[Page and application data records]
[Start of Attachment]

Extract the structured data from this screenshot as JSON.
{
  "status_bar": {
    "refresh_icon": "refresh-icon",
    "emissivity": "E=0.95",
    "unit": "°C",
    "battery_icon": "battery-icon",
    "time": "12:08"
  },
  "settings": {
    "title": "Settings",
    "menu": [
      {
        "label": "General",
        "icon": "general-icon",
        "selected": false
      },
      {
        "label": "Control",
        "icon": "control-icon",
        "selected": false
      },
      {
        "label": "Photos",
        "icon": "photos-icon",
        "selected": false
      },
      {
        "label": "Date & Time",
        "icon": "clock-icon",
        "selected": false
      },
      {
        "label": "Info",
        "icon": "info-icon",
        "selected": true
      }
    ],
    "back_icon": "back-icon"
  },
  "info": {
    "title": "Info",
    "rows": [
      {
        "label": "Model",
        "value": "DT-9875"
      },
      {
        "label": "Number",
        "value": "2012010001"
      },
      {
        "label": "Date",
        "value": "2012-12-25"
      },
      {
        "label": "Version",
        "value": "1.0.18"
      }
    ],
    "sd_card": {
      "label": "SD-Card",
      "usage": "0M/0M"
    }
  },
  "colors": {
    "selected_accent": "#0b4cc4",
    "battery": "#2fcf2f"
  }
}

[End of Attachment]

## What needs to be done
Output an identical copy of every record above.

## Solved exercise
Extract the structured data from this screenshot as JSON.
{
  "status_bar": {
    "refresh_icon": "refresh-icon",
    "emissivity": "E=0.95",
    "unit": "°C",
    "battery_icon": "battery-icon",
    "time": "12:08"
  },
  "settings": {
    "title": "Settings",
    "menu": [
      {
        "label": "General",
        "icon": "general-icon",
        "selected": false
      },
      {
        "label": "Control",
        "icon": "control-icon",
        "selected": false
      },
      {
        "label": "Photos",
        "icon": "photos-icon",
        "selected": false
      },
      {
        "label": "Date & Time",
        "icon": "clock-icon",
        "selected": false
      },
      {
        "label": "Info",
        "icon": "info-icon",
        "selected": true
      }
    ],
    "back_icon": "back-icon"
  },
  "info": {
    "title": "Info",
    "rows": [
      {
        "label": "Model",
        "value": "DT-9875"
      },
      {
        "label": "Number",
        "value": "2012010001"
      },
      {
        "label": "Date",
        "value": "2012-12-25"
      },
      {
        "label": "Version",
        "value": "1.0.18"
      }
    ],
    "sd_card": {
      "label": "SD-Card",
      "usage": "0M/0M"
    }
  },
  "colors": {
    "selected_accent": "#0b4cc4",
    "battery": "#2fcf2f"
  }
}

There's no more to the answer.